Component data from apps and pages
%%
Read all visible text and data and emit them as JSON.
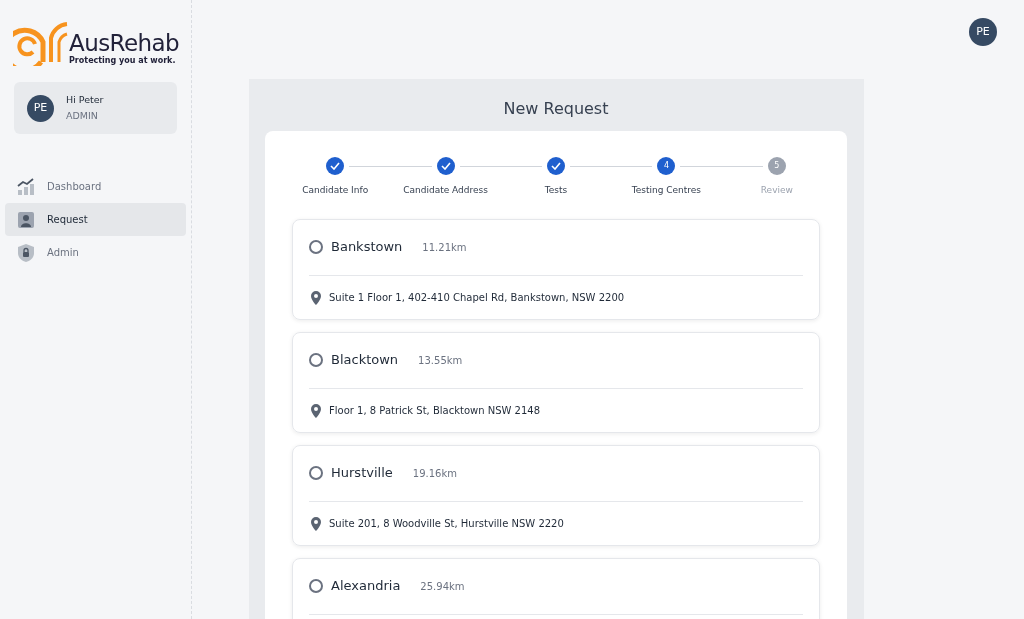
{
  "logo": {
    "name": "AusRehab",
    "tagline": "Protecting you at work."
  },
  "user": {
    "initials": "PE",
    "greeting": "Hi Peter",
    "role": "ADMIN"
  },
  "nav": [
    {
      "label": "Dashboard",
      "kind": "chart",
      "selected": false
    },
    {
      "label": "Request",
      "kind": "person",
      "selected": true
    },
    {
      "label": "Admin",
      "kind": "lock",
      "selected": false
    }
  ],
  "header_avatar": "PE",
  "title": "New Request",
  "steps": [
    {
      "label": "Candidate Info",
      "kind": "done"
    },
    {
      "label": "Candidate Address",
      "kind": "done"
    },
    {
      "label": "Tests",
      "kind": "done"
    },
    {
      "label": "Testing Centres",
      "kind": "current",
      "number": "4"
    },
    {
      "label": "Review",
      "kind": "upcoming",
      "number": "5"
    }
  ],
  "centres": [
    {
      "name": "Bankstown",
      "distance": "11.21km",
      "address": "Suite 1 Floor 1, 402-410 Chapel Rd, Bankstown, NSW 2200",
      "selected": false
    },
    {
      "name": "Blacktown",
      "distance": "13.55km",
      "address": "Floor 1, 8 Patrick St, Blacktown NSW 2148",
      "selected": false
    },
    {
      "name": "Hurstville",
      "distance": "19.16km",
      "address": "Suite 201, 8 Woodville St, Hurstville NSW 2220",
      "selected": false
    },
    {
      "name": "Alexandria",
      "distance": "25.94km",
      "selected": false
    }
  ]
}
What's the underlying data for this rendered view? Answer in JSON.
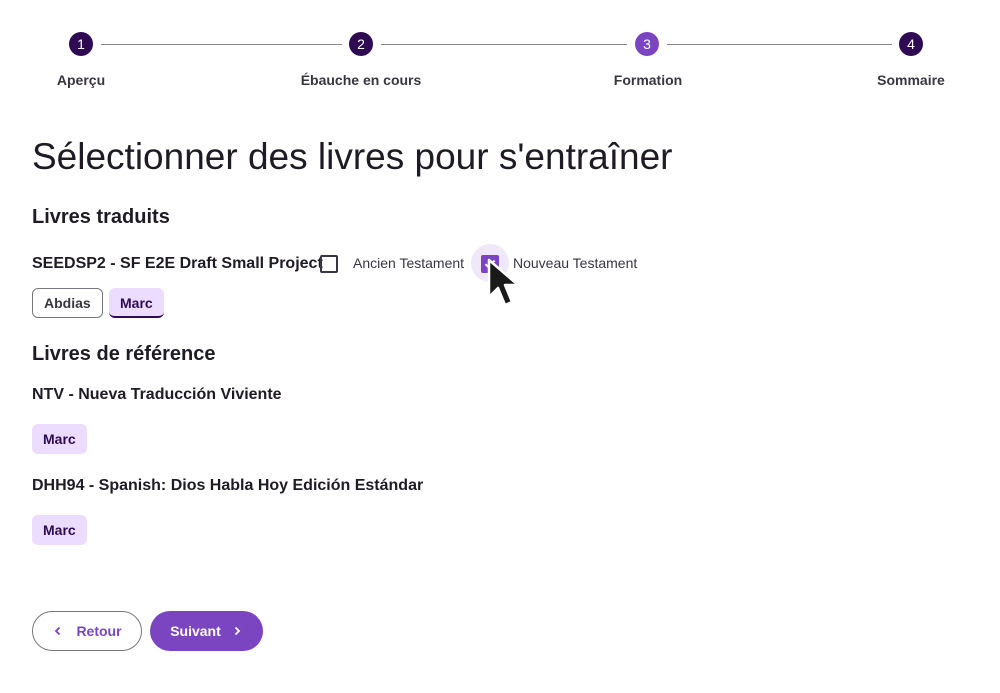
{
  "stepper": {
    "steps": [
      {
        "number": "1",
        "label": "Aperçu"
      },
      {
        "number": "2",
        "label": "Ébauche en cours"
      },
      {
        "number": "3",
        "label": "Formation"
      },
      {
        "number": "4",
        "label": "Sommaire"
      }
    ],
    "active_step": 3
  },
  "page_title": "Sélectionner des livres pour s'entraîner",
  "translated": {
    "heading": "Livres traduits",
    "project_name": "SEEDSP2 - SF E2E Draft Small Project",
    "old_testament_label": "Ancien Testament",
    "old_testament_checked": false,
    "new_testament_label": "Nouveau Testament",
    "new_testament_checked": true,
    "books": [
      {
        "label": "Abdias",
        "selected": false
      },
      {
        "label": "Marc",
        "selected": true
      }
    ]
  },
  "reference": {
    "heading": "Livres de référence",
    "sources": [
      {
        "name": "NTV - Nueva Traducción Viviente",
        "books": [
          "Marc"
        ]
      },
      {
        "name": "DHH94 - Spanish: Dios Habla Hoy Edición Estándar",
        "books": [
          "Marc"
        ]
      }
    ]
  },
  "actions": {
    "back_label": "Retour",
    "next_label": "Suivant"
  },
  "colors": {
    "primary": "#7b45c2",
    "step_dark": "#2e0a52",
    "chip_selected_bg": "#ecdcff"
  },
  "icons": {
    "back": "chevron-left-icon",
    "next": "chevron-right-icon",
    "checkbox": "checkmark-icon",
    "pointer": "mouse-cursor-icon"
  }
}
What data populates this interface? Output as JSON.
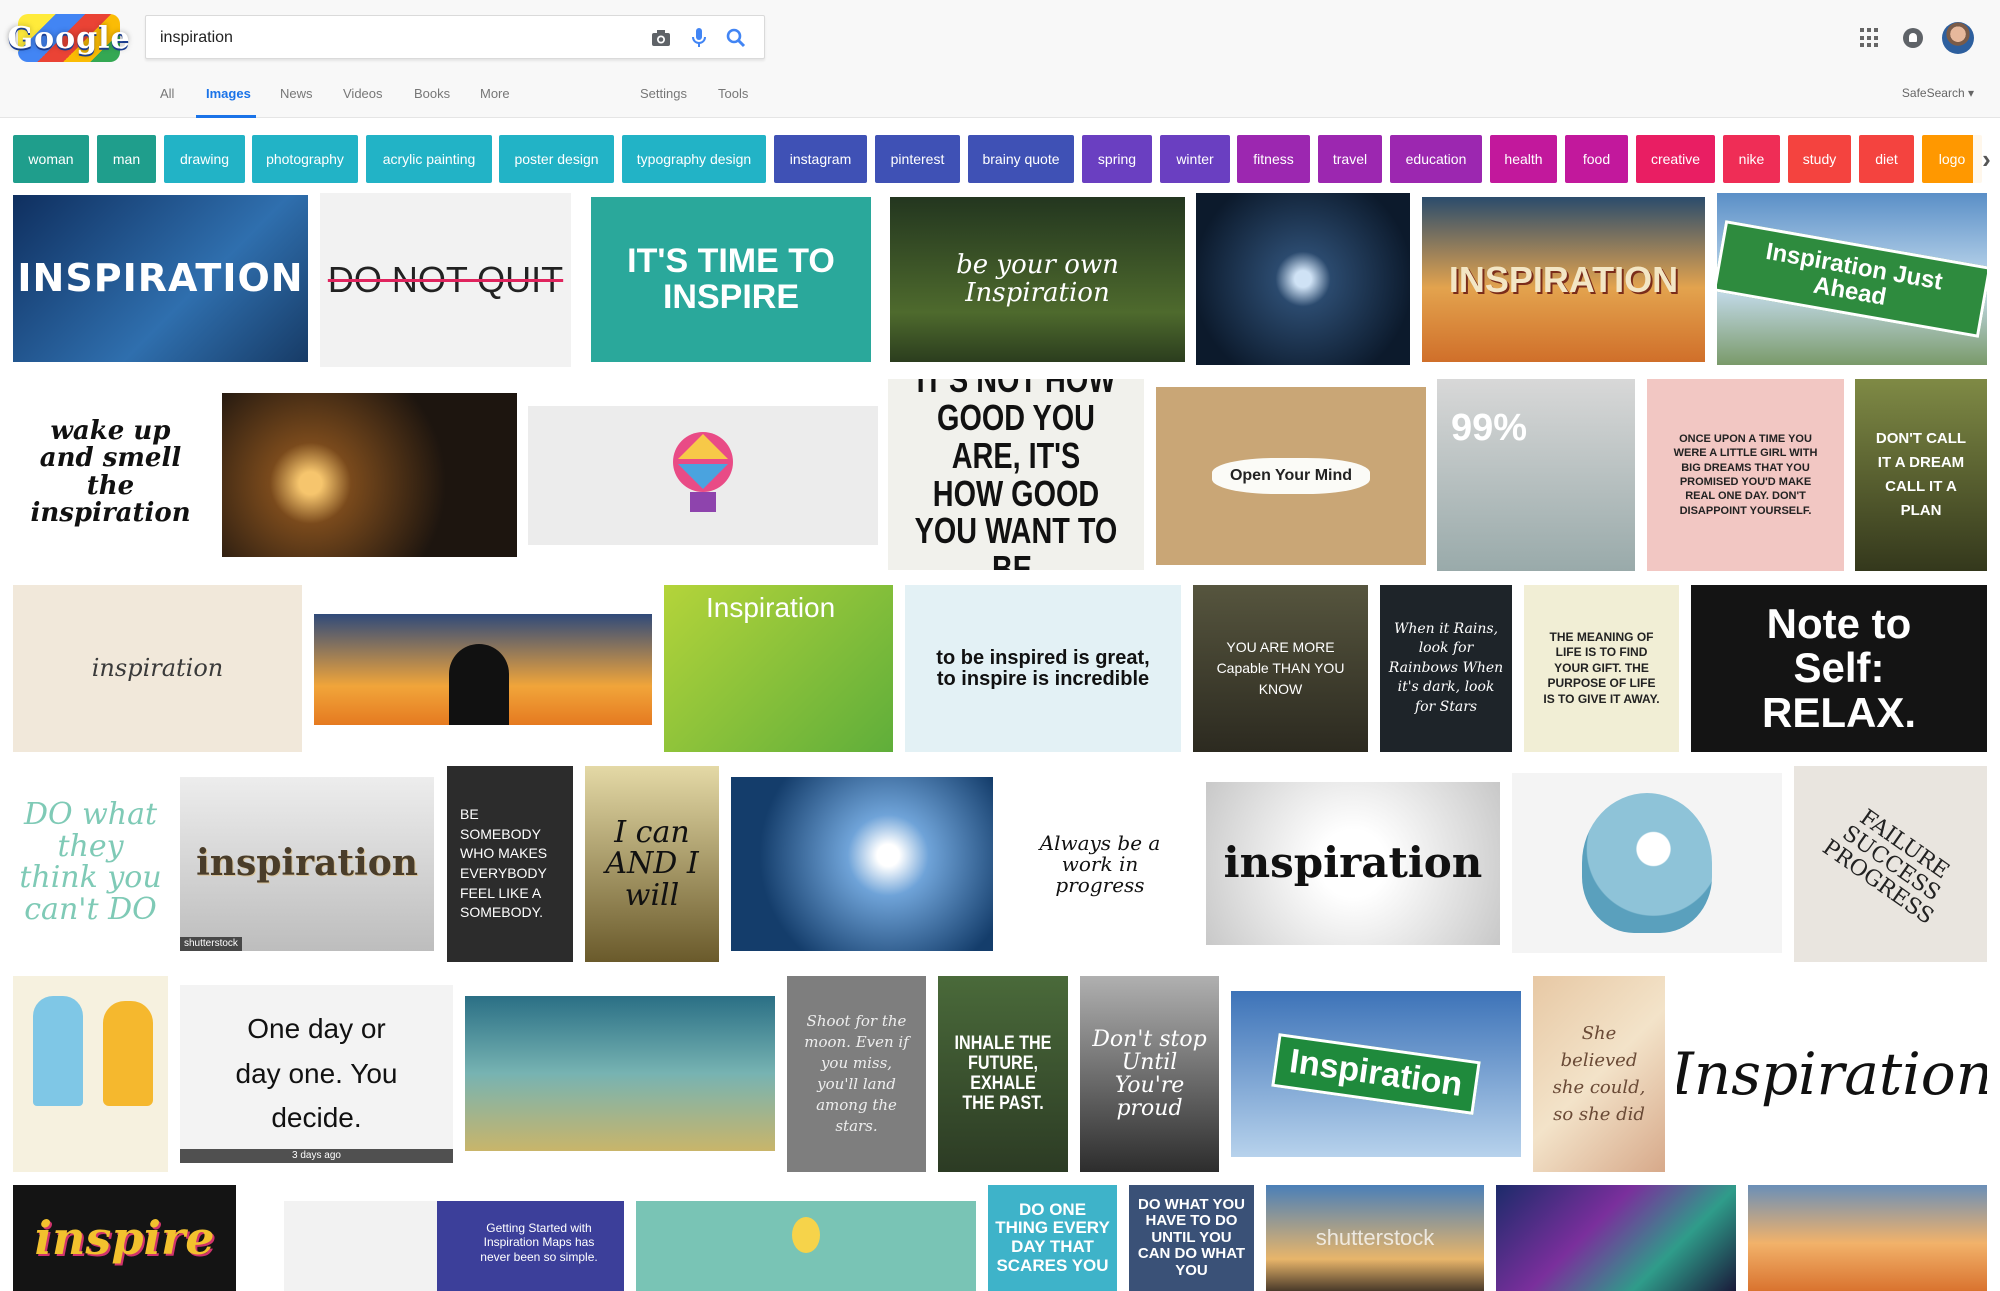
{
  "header": {
    "logo_text": "Google",
    "query": "inspiration",
    "icons": [
      "camera-icon",
      "microphone-icon",
      "search-icon",
      "apps-icon",
      "notifications-icon",
      "avatar"
    ],
    "tabs": [
      {
        "label": "All",
        "active": false
      },
      {
        "label": "Images",
        "active": true
      },
      {
        "label": "News",
        "active": false
      },
      {
        "label": "Videos",
        "active": false
      },
      {
        "label": "Books",
        "active": false
      },
      {
        "label": "More",
        "active": false
      }
    ],
    "settings_label": "Settings",
    "tools_label": "Tools",
    "safesearch_label": "SafeSearch ▾"
  },
  "chips": [
    {
      "label": "woman",
      "color": "#1f9e8c"
    },
    {
      "label": "man",
      "color": "#1f9e8c"
    },
    {
      "label": "drawing",
      "color": "#22b3c6"
    },
    {
      "label": "photography",
      "color": "#22b3c6"
    },
    {
      "label": "acrylic painting",
      "color": "#22b3c6"
    },
    {
      "label": "poster design",
      "color": "#22b3c6"
    },
    {
      "label": "typography design",
      "color": "#22b3c6"
    },
    {
      "label": "instagram",
      "color": "#3f51b5"
    },
    {
      "label": "pinterest",
      "color": "#3f51b5"
    },
    {
      "label": "brainy quote",
      "color": "#3f51b5"
    },
    {
      "label": "spring",
      "color": "#6a3fc1"
    },
    {
      "label": "winter",
      "color": "#6a3fc1"
    },
    {
      "label": "fitness",
      "color": "#9c27b0"
    },
    {
      "label": "travel",
      "color": "#9c27b0"
    },
    {
      "label": "education",
      "color": "#9c27b0"
    },
    {
      "label": "health",
      "color": "#c2189c"
    },
    {
      "label": "food",
      "color": "#c2189c"
    },
    {
      "label": "creative",
      "color": "#e91e63"
    },
    {
      "label": "nike",
      "color": "#ef2d56"
    },
    {
      "label": "study",
      "color": "#f4433f"
    },
    {
      "label": "diet",
      "color": "#f4433f"
    },
    {
      "label": "logo",
      "color": "#ff9800"
    }
  ],
  "images": {
    "r1": [
      "INSPIRATION",
      "DO NOT QUIT",
      "IT'S TIME TO INSPIRE",
      "be your own Inspiration",
      "",
      "INSPIRATION",
      "Inspiration Just Ahead"
    ],
    "r2": [
      "wake up and smell the inspiration",
      "",
      "",
      "IT'S NOT HOW GOOD YOU ARE, IT'S HOW GOOD YOU WANT TO BE.",
      "Open Your Mind",
      "99%",
      "ONCE UPON A TIME YOU WERE A LITTLE GIRL WITH BIG DREAMS THAT YOU PROMISED YOU'D MAKE REAL ONE DAY. DON'T DISAPPOINT YOURSELF.",
      "DON'T CALL IT A DREAM CALL IT A PLAN"
    ],
    "r3": [
      "inspiration",
      "",
      "Inspiration",
      "to be inspired is great, to inspire is incredible",
      "YOU ARE MORE Capable THAN YOU KNOW",
      "When it Rains, look for Rainbows When it's dark, look for Stars",
      "THE MEANING OF LIFE IS TO FIND YOUR GIFT. THE PURPOSE OF LIFE IS TO GIVE IT AWAY.",
      "Note to Self: RELAX."
    ],
    "r4": [
      "DO what they think you can't DO",
      "inspiration",
      "BE SOMEBODY WHO MAKES EVERYBODY FEEL LIKE A SOMEBODY.",
      "I can AND I will",
      "",
      "Always be a work in progress",
      "inspiration",
      "",
      "FAILURE SUCCESS PROGRESS"
    ],
    "r5": [
      "",
      "One day or day one. You decide.",
      "",
      "Shoot for the moon. Even if you miss, you'll land among the stars.",
      "INHALE THE FUTURE, EXHALE THE PAST.",
      "Don't stop Until You're proud",
      "Inspiration",
      "She believed she could, so she did",
      "Inspiration"
    ],
    "r6": [
      "inspire",
      "Getting Started with Inspiration Maps has never been so simple.",
      "",
      "DO ONE THING EVERY DAY THAT SCARES YOU",
      "DO WHAT YOU HAVE TO DO UNTIL YOU CAN DO WHAT YOU",
      "shutterstock",
      "",
      ""
    ],
    "badges": {
      "stock": "shutterstock",
      "days": "3 days ago"
    }
  }
}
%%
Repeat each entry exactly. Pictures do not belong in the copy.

__Written response__.
Read all visible text and data and emit them as JSON.
{
  "logo": {
    "name": "AusRehab",
    "tagline": "Protecting you at work."
  },
  "user": {
    "initials": "PE",
    "greeting": "Hi Peter",
    "role": "ADMIN"
  },
  "nav": [
    {
      "label": "Dashboard",
      "kind": "chart",
      "selected": false
    },
    {
      "label": "Request",
      "kind": "person",
      "selected": true
    },
    {
      "label": "Admin",
      "kind": "lock",
      "selected": false
    }
  ],
  "header_avatar": "PE",
  "title": "New Request",
  "steps": [
    {
      "label": "Candidate Info",
      "kind": "done"
    },
    {
      "label": "Candidate Address",
      "kind": "done"
    },
    {
      "label": "Tests",
      "kind": "done"
    },
    {
      "label": "Testing Centres",
      "kind": "current",
      "number": "4"
    },
    {
      "label": "Review",
      "kind": "upcoming",
      "number": "5"
    }
  ],
  "centres": [
    {
      "name": "Bankstown",
      "distance": "11.21km",
      "address": "Suite 1 Floor 1, 402-410 Chapel Rd, Bankstown, NSW 2200",
      "selected": false
    },
    {
      "name": "Blacktown",
      "distance": "13.55km",
      "address": "Floor 1, 8 Patrick St, Blacktown NSW 2148",
      "selected": false
    },
    {
      "name": "Hurstville",
      "distance": "19.16km",
      "address": "Suite 201, 8 Woodville St, Hurstville NSW 2220",
      "selected": false
    },
    {
      "name": "Alexandria",
      "distance": "25.94km",
      "selected": false
    }
  ]
}
What's the underlying data for this rendered view? Answer in JSON.
{
  "stepper": {
    "steps": [
      {
        "number": "1",
        "label": "Aperçu"
      },
      {
        "number": "2",
        "label": "Ébauche en cours"
      },
      {
        "number": "3",
        "label": "Formation"
      },
      {
        "number": "4",
        "label": "Sommaire"
      }
    ],
    "active_step": 3
  },
  "page_title": "Sélectionner des livres pour s'entraîner",
  "translated": {
    "heading": "Livres traduits",
    "project_name": "SEEDSP2 - SF E2E Draft Small Project",
    "old_testament_label": "Ancien Testament",
    "old_testament_checked": false,
    "new_testament_label": "Nouveau Testament",
    "new_testament_checked": true,
    "books": [
      {
        "label": "Abdias",
        "selected": false
      },
      {
        "label": "Marc",
        "selected": true
      }
    ]
  },
  "reference": {
    "heading": "Livres de référence",
    "sources": [
      {
        "name": "NTV - Nueva Traducción Viviente",
        "books": [
          "Marc"
        ]
      },
      {
        "name": "DHH94 - Spanish: Dios Habla Hoy Edición Estándar",
        "books": [
          "Marc"
        ]
      }
    ]
  },
  "actions": {
    "back_label": "Retour",
    "next_label": "Suivant"
  },
  "colors": {
    "primary": "#7b45c2",
    "step_dark": "#2e0a52",
    "chip_selected_bg": "#ecdcff"
  },
  "icons": {
    "back": "chevron-left-icon",
    "next": "chevron-right-icon",
    "checkbox": "checkmark-icon",
    "pointer": "mouse-cursor-icon"
  }
}
What data populates this interface? Output as JSON.
{
  "header": {
    "logo_text": "Google",
    "query": "inspiration",
    "icons": [
      "camera-icon",
      "microphone-icon",
      "search-icon",
      "apps-icon",
      "notifications-icon",
      "avatar"
    ],
    "tabs": [
      {
        "label": "All",
        "active": false
      },
      {
        "label": "Images",
        "active": true
      },
      {
        "label": "News",
        "active": false
      },
      {
        "label": "Videos",
        "active": false
      },
      {
        "label": "Books",
        "active": false
      },
      {
        "label": "More",
        "active": false
      }
    ],
    "settings_label": "Settings",
    "tools_label": "Tools",
    "safesearch_label": "SafeSearch ▾"
  },
  "chips": [
    {
      "label": "woman",
      "color": "#1f9e8c"
    },
    {
      "label": "man",
      "color": "#1f9e8c"
    },
    {
      "label": "drawing",
      "color": "#22b3c6"
    },
    {
      "label": "photography",
      "color": "#22b3c6"
    },
    {
      "label": "acrylic painting",
      "color": "#22b3c6"
    },
    {
      "label": "poster design",
      "color": "#22b3c6"
    },
    {
      "label": "typography design",
      "color": "#22b3c6"
    },
    {
      "label": "instagram",
      "color": "#3f51b5"
    },
    {
      "label": "pinterest",
      "color": "#3f51b5"
    },
    {
      "label": "brainy quote",
      "color": "#3f51b5"
    },
    {
      "label": "spring",
      "color": "#6a3fc1"
    },
    {
      "label": "winter",
      "color": "#6a3fc1"
    },
    {
      "label": "fitness",
      "color": "#9c27b0"
    },
    {
      "label": "travel",
      "color": "#9c27b0"
    },
    {
      "label": "education",
      "color": "#9c27b0"
    },
    {
      "label": "health",
      "color": "#c2189c"
    },
    {
      "label": "food",
      "color": "#c2189c"
    },
    {
      "label": "creative",
      "color": "#e91e63"
    },
    {
      "label": "nike",
      "color": "#ef2d56"
    },
    {
      "label": "study",
      "color": "#f4433f"
    },
    {
      "label": "diet",
      "color": "#f4433f"
    },
    {
      "label": "logo",
      "color": "#ff9800"
    }
  ],
  "images": {
    "r1": [
      "INSPIRATION",
      "DO NOT QUIT",
      "IT'S TIME TO INSPIRE",
      "be your own Inspiration",
      "",
      "INSPIRATION",
      "Inspiration Just Ahead"
    ],
    "r2": [
      "wake up and smell the inspiration",
      "",
      "",
      "IT'S NOT HOW GOOD YOU ARE, IT'S HOW GOOD YOU WANT TO BE.",
      "Open Your Mind",
      "99%",
      "ONCE UPON A TIME YOU WERE A LITTLE GIRL WITH BIG DREAMS THAT YOU PROMISED YOU'D MAKE REAL ONE DAY. DON'T DISAPPOINT YOURSELF.",
      "DON'T CALL IT A DREAM CALL IT A PLAN"
    ],
    "r3": [
      "inspiration",
      "",
      "Inspiration",
      "to be inspired is great, to inspire is incredible",
      "YOU ARE MORE Capable THAN YOU KNOW",
      "When it Rains, look for Rainbows When it's dark, look for Stars",
      "THE MEANING OF LIFE IS TO FIND YOUR GIFT. THE PURPOSE OF LIFE IS TO GIVE IT AWAY.",
      "Note to Self: RELAX."
    ],
    "r4": [
      "DO what they think you can't DO",
      "inspiration",
      "BE SOMEBODY WHO MAKES EVERYBODY FEEL LIKE A SOMEBODY.",
      "I can AND I will",
      "",
      "Always be a work in progress",
      "inspiration",
      "",
      "FAILURE SUCCESS PROGRESS"
    ],
    "r5": [
      "",
      "One day or day one. You decide.",
      "",
      "Shoot for the moon. Even if you miss, you'll land among the stars.",
      "INHALE THE FUTURE, EXHALE THE PAST.",
      "Don't stop Until You're proud",
      "Inspiration",
      "She believed she could, so she did",
      "Inspiration"
    ],
    "r6": [
      "inspire",
      "Getting Started with Inspiration Maps has never been so simple.",
      "",
      "DO ONE THING EVERY DAY THAT SCARES YOU",
      "DO WHAT YOU HAVE TO DO UNTIL YOU CAN DO WHAT YOU",
      "shutterstock",
      "",
      ""
    ],
    "badges": {
      "stock": "shutterstock",
      "days": "3 days ago"
    }
  }
}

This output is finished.